Ofwat's Service and Delivery report examines how the companies performed in delivering services to customers in England and Wales in 2009-10. It showed that:
- complaints have fallen to their lowest level for four years;
- drinking water quality remains up there with the best in Europe; and
- all companies achieved their targets to make sure they have appropriate supply levels to meet customers' needs.
In general companies continue to deliver safe, reliable supplies, yet there are still areas for concern, including performance on managing leakage. Six out of 21 companies failed to meet their leakage target in 2009-10.
The companies that failed were:
- Cambridge (1.4% over its target)
- Dee Valley (2%)
- Northumbrian (Essex and Suffolk 1.5%, North East 3.3%)
- Southern (3.3%)
- Veolia Central (3.6%)
- Yorkshire (7.3%)
The leakage failures occurred in the context of the coldest winter for over 30 years. Cold weather can make tackling leakage harder. Snow covered ground can make identifying leaks more difficult, and all companies reported high numbers of burst pipes because of ground movement caused by freezes and thaws.
Ofwat chief executive Regina Finn said: "People can shop around for the best deal on many things, but not water. We are here to make sure customers get a fair deal. Services are generally improving, but there are still areas for concern.
"We take any leakage failures seriously. Most companies stepped up to the challenge of tackling leakage during a particularly harsh winter. Those who haven't, we have put on-notice.
"If companies continue to underperform, we will take action. In the last five years, companies have had to pay out more than £500 million, from their own pockets, following underperformance. We've made sure that the bulk of this money has been spent on giving something back to customers - either through reduced bills or investment in improving services.
"That's why when certain companies consistently failed to manage leakage, we made sure they invested an extra £195 million of shareholders' money putting the problem right.
"Although last year's leakage failures did not put customers' supplies at risk, future challenges such as climate change and population growth mean that valuing this precious resource is more important than ever before."

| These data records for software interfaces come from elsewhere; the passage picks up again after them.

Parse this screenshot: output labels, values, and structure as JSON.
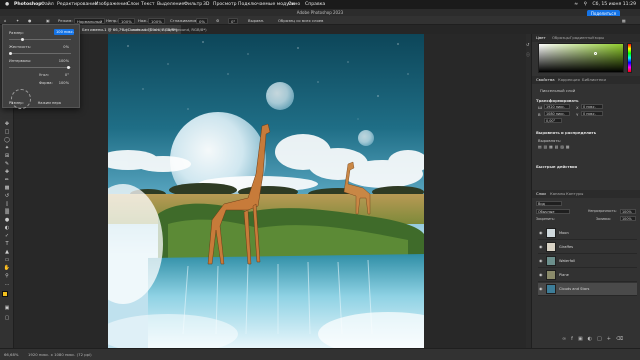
{
  "menubar": {
    "app_name": "Photoshop",
    "items": [
      "Файл",
      "Редактирование",
      "Изображение",
      "Слои",
      "Текст",
      "Выделение",
      "Фильтр",
      "3D",
      "Просмотр",
      "Подключаемые модули",
      "Окно",
      "Справка"
    ],
    "clock": "Сб, 15 июня 11:29"
  },
  "titlebar": {
    "title": "Adobe Photoshop 2023",
    "share_label": "Поделиться"
  },
  "optionsbar": {
    "mode_label": "Режим:",
    "mode_value": "Нормальный",
    "opacity_label": "Непр.:",
    "opacity_value": "100%",
    "flow_label": "Наж.:",
    "flow_value": "100%",
    "smoothing_label": "Сглаживание:",
    "smoothing_value": "0%",
    "angle_value": "0°",
    "pattern_label": "Образец со всех слоев",
    "aligned_label": "Выравн."
  },
  "tabs": [
    {
      "label": "Без имени-1 @ 66,7% (Clouds and Stars, RGB/8*)"
    },
    {
      "label": "Без имени-1 @ 100% (Background, RGB/8*)"
    }
  ],
  "brush_popup": {
    "size_label": "Размер:",
    "size_value": "100 пикс.",
    "hardness_label": "Жесткость:",
    "hardness_value": "0%",
    "spacing_label": "Интервалы:",
    "spacing_value": "100%",
    "angle_label": "Угол:",
    "angle_value": "0°",
    "roundness_label": "Форма:",
    "roundness_value": "100%",
    "pen_label": "Размер:",
    "pen_value": "Нажим пера"
  },
  "color_panel": {
    "tabs": [
      "Цвет",
      "Образцы",
      "Градиенты",
      "Узоры"
    ],
    "accent": "#8fcc2b"
  },
  "properties_panel": {
    "tabs": [
      "Свойства",
      "Коррекция",
      "Библиотеки"
    ],
    "layer_kind": "Пиксельный слой",
    "transform_header": "Трансформировать",
    "w_label": "Ш",
    "w_value": "1920 пикс.",
    "h_label": "В",
    "h_value": "1080 пикс.",
    "x_label": "X",
    "x_value": "0 пикс.",
    "y_label": "Y",
    "y_value": "0 пикс.",
    "angle_value": "0,00°",
    "align_header": "Выровнять и распределить",
    "align_label": "Выровнять:",
    "quick_header": "Быстрые действия"
  },
  "layers_panel": {
    "tabs": [
      "Слои",
      "Каналы",
      "Контуры"
    ],
    "filter_kind": "Вид",
    "blend_mode": "Обычные",
    "opacity_label": "Непрозрачность:",
    "opacity_value": "100%",
    "lock_label": "Закрепить:",
    "fill_label": "Заливка:",
    "fill_value": "100%",
    "layers": [
      {
        "name": "Moon"
      },
      {
        "name": "Giraffes"
      },
      {
        "name": "Waterfall"
      },
      {
        "name": "Plane"
      },
      {
        "name": "Clouds and Stars"
      }
    ]
  },
  "statusbar": {
    "zoom": "66,68%",
    "doc_size": "1920 пикс. х 1080 пикс. (72 ppi)"
  }
}
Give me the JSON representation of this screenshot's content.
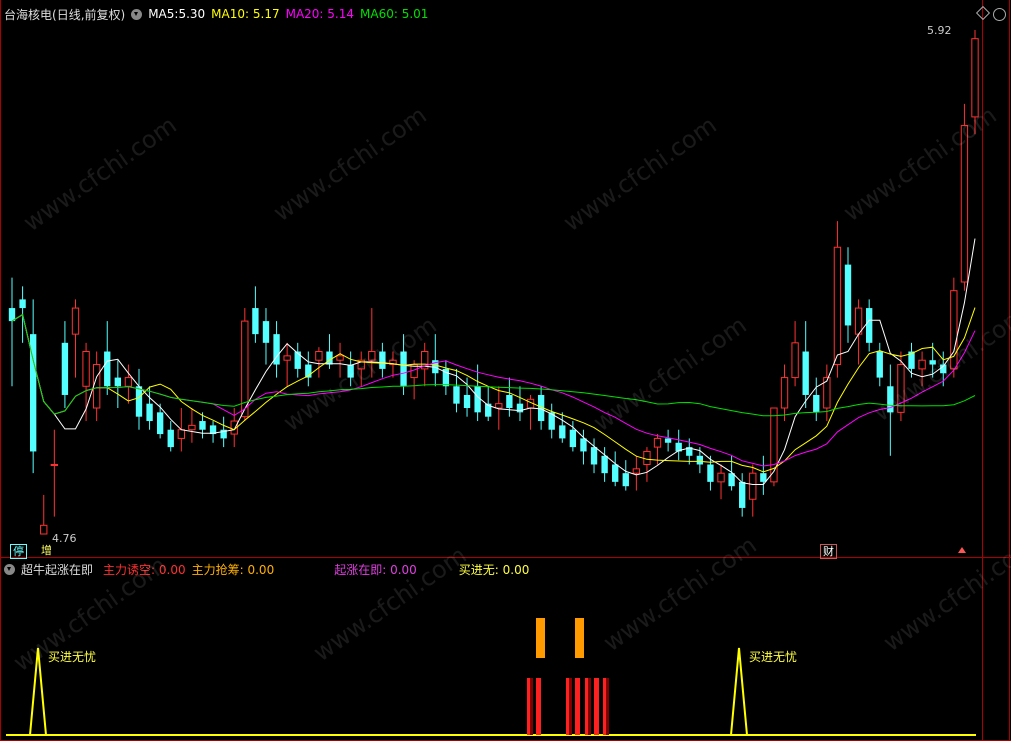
{
  "header": {
    "stock_name": "台海核电",
    "period": "(日线,前复权)",
    "ma5_label": "MA5:",
    "ma5_value": "5.30",
    "ma10_label": "MA10:",
    "ma10_value": "5.17",
    "ma20_label": "MA20:",
    "ma20_value": "5.14",
    "ma60_label": "MA60:",
    "ma60_value": "5.01"
  },
  "price_chart": {
    "high_label": "5.92",
    "low_label": "4.76",
    "badges": [
      "停",
      "增",
      "财"
    ]
  },
  "indicator": {
    "name": "超牛起涨在即",
    "items": [
      {
        "label": "主力诱空:",
        "value": "0.00",
        "color": "#ff3030"
      },
      {
        "label": "主力抢筹:",
        "value": "0.00",
        "color": "#ffb000"
      },
      {
        "label": "起涨在即:",
        "value": "0.00",
        "color": "#e040e0"
      },
      {
        "label": "买进无:",
        "value": "0.00",
        "color": "#ffff40"
      }
    ],
    "signal_label_1": "买进无忧",
    "signal_label_2": "买进无忧"
  },
  "watermark": "www.cfchi.com",
  "colors": {
    "up": "#ff3232",
    "down": "#54ffff",
    "ma5": "#ffffff",
    "ma10": "#ffff00",
    "ma20": "#ff00ff",
    "ma60": "#00e000",
    "border": "#a00000"
  },
  "chart_data": {
    "type": "candlestick",
    "ylim": [
      4.76,
      5.92
    ],
    "candles": [
      [
        5.28,
        5.35,
        5.1,
        5.25
      ],
      [
        5.3,
        5.33,
        5.2,
        5.28
      ],
      [
        5.22,
        5.3,
        4.9,
        4.95
      ],
      [
        4.76,
        4.85,
        4.76,
        4.78
      ],
      [
        4.92,
        5.0,
        4.8,
        4.92
      ],
      [
        5.2,
        5.25,
        5.05,
        5.08
      ],
      [
        5.22,
        5.3,
        5.12,
        5.28
      ],
      [
        5.1,
        5.2,
        5.02,
        5.18
      ],
      [
        5.05,
        5.18,
        5.02,
        5.15
      ],
      [
        5.18,
        5.25,
        5.08,
        5.1
      ],
      [
        5.12,
        5.16,
        5.05,
        5.1
      ],
      [
        5.1,
        5.15,
        5.06,
        5.12
      ],
      [
        5.1,
        5.14,
        5.0,
        5.03
      ],
      [
        5.06,
        5.1,
        5.0,
        5.02
      ],
      [
        5.04,
        5.06,
        4.98,
        4.99
      ],
      [
        5.0,
        5.02,
        4.95,
        4.96
      ],
      [
        4.98,
        5.05,
        4.95,
        5.0
      ],
      [
        5.0,
        5.05,
        4.97,
        5.01
      ],
      [
        5.02,
        5.04,
        4.98,
        5.0
      ],
      [
        5.01,
        5.02,
        4.97,
        4.99
      ],
      [
        5.0,
        5.03,
        4.96,
        4.98
      ],
      [
        4.99,
        5.05,
        4.96,
        5.02
      ],
      [
        5.03,
        5.28,
        5.02,
        5.25
      ],
      [
        5.28,
        5.33,
        5.2,
        5.22
      ],
      [
        5.25,
        5.28,
        5.15,
        5.2
      ],
      [
        5.22,
        5.25,
        5.12,
        5.15
      ],
      [
        5.16,
        5.2,
        5.1,
        5.17
      ],
      [
        5.18,
        5.2,
        5.12,
        5.14
      ],
      [
        5.15,
        5.18,
        5.1,
        5.12
      ],
      [
        5.16,
        5.19,
        5.12,
        5.18
      ],
      [
        5.18,
        5.22,
        5.14,
        5.15
      ],
      [
        5.16,
        5.2,
        5.12,
        5.17
      ],
      [
        5.15,
        5.18,
        5.1,
        5.12
      ],
      [
        5.14,
        5.18,
        5.1,
        5.16
      ],
      [
        5.16,
        5.28,
        5.12,
        5.18
      ],
      [
        5.18,
        5.2,
        5.12,
        5.14
      ],
      [
        5.15,
        5.18,
        5.12,
        5.16
      ],
      [
        5.18,
        5.22,
        5.08,
        5.1
      ],
      [
        5.12,
        5.16,
        5.07,
        5.15
      ],
      [
        5.14,
        5.2,
        5.1,
        5.18
      ],
      [
        5.16,
        5.22,
        5.1,
        5.13
      ],
      [
        5.14,
        5.16,
        5.08,
        5.1
      ],
      [
        5.1,
        5.14,
        5.04,
        5.06
      ],
      [
        5.08,
        5.12,
        5.03,
        5.05
      ],
      [
        5.1,
        5.15,
        5.02,
        5.04
      ],
      [
        5.06,
        5.1,
        5.02,
        5.03
      ],
      [
        5.05,
        5.1,
        5.0,
        5.06
      ],
      [
        5.08,
        5.12,
        5.03,
        5.05
      ],
      [
        5.06,
        5.1,
        5.02,
        5.04
      ],
      [
        5.05,
        5.08,
        5.0,
        5.07
      ],
      [
        5.08,
        5.1,
        5.0,
        5.02
      ],
      [
        5.04,
        5.06,
        4.98,
        5.0
      ],
      [
        5.01,
        5.04,
        4.97,
        4.98
      ],
      [
        5.0,
        5.02,
        4.95,
        4.96
      ],
      [
        4.98,
        5.0,
        4.92,
        4.95
      ],
      [
        4.96,
        4.98,
        4.9,
        4.92
      ],
      [
        4.94,
        4.96,
        4.88,
        4.9
      ],
      [
        4.92,
        4.95,
        4.87,
        4.88
      ],
      [
        4.9,
        4.93,
        4.86,
        4.87
      ],
      [
        4.9,
        4.94,
        4.86,
        4.91
      ],
      [
        4.92,
        4.96,
        4.88,
        4.95
      ],
      [
        4.96,
        4.99,
        4.92,
        4.98
      ],
      [
        4.98,
        5.0,
        4.95,
        4.97
      ],
      [
        4.97,
        5.0,
        4.93,
        4.95
      ],
      [
        4.96,
        4.98,
        4.92,
        4.94
      ],
      [
        4.94,
        4.96,
        4.9,
        4.92
      ],
      [
        4.92,
        4.94,
        4.86,
        4.88
      ],
      [
        4.88,
        4.92,
        4.84,
        4.9
      ],
      [
        4.9,
        4.94,
        4.86,
        4.87
      ],
      [
        4.88,
        4.9,
        4.8,
        4.82
      ],
      [
        4.84,
        4.92,
        4.8,
        4.9
      ],
      [
        4.9,
        4.94,
        4.85,
        4.88
      ],
      [
        4.88,
        5.05,
        4.87,
        5.05
      ],
      [
        5.05,
        5.15,
        5.02,
        5.12
      ],
      [
        5.12,
        5.25,
        5.1,
        5.2
      ],
      [
        5.18,
        5.25,
        5.05,
        5.08
      ],
      [
        5.08,
        5.12,
        5.02,
        5.04
      ],
      [
        5.05,
        5.15,
        5.02,
        5.12
      ],
      [
        5.15,
        5.48,
        5.12,
        5.42
      ],
      [
        5.38,
        5.42,
        5.2,
        5.24
      ],
      [
        5.22,
        5.3,
        5.15,
        5.28
      ],
      [
        5.28,
        5.3,
        5.18,
        5.2
      ],
      [
        5.18,
        5.2,
        5.1,
        5.12
      ],
      [
        5.1,
        5.15,
        4.94,
        5.04
      ],
      [
        5.04,
        5.18,
        5.02,
        5.15
      ],
      [
        5.18,
        5.2,
        5.12,
        5.14
      ],
      [
        5.14,
        5.18,
        5.1,
        5.16
      ],
      [
        5.16,
        5.2,
        5.12,
        5.15
      ],
      [
        5.15,
        5.18,
        5.1,
        5.13
      ],
      [
        5.14,
        5.35,
        5.12,
        5.32
      ],
      [
        5.34,
        5.75,
        5.32,
        5.7
      ],
      [
        5.72,
        5.92,
        5.68,
        5.9
      ]
    ]
  }
}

Ofwat has put in place monitoring arrangements for five of the companies who failed, which will enable the regulator to take appropriate action should these companies fail their leakage targets in the future. Ofwat is still in the process of investigating Yorkshire Water's leakage failure, and how the company reports its leakage.
Ofwat has previously taken action against companies following serious and consistent underperformance on leakage. Thames Water (in 2006) and Severn Trent (in 2007) committed a combined total of an extra £195m of their own money to address failures. Since then, both companies have significantly improved their leakage performance.
Leakage levels across the sector have fallen by more than a third since its mid-nineties peak. All companies met their leakage targets in 2008-09. And between 2005-10 leakage has been reduced by more than 300 million litres a day (Ml/d) – equivalent to more than 120 Olympic swimming pools of water saved every day.
Ofwat's report also looks at service levels between 2005-10. Investment over the last five years includes:
- replacing or improving more than 22,000km of water mains, helping improve drinking water quality and reduce customer contacts because of water discolouration in all regions across England and Wales;
- 2,700 individual sewerage schemes, which have benefited the environment and helped improve the quality of rivers and beaches; and
- better protection for more than 8,700 properties from sewer flooding.
Where companies have underperformed, regulatory action has seen companies pay out more than £500 million of their own money. About £75 million of this has been through fines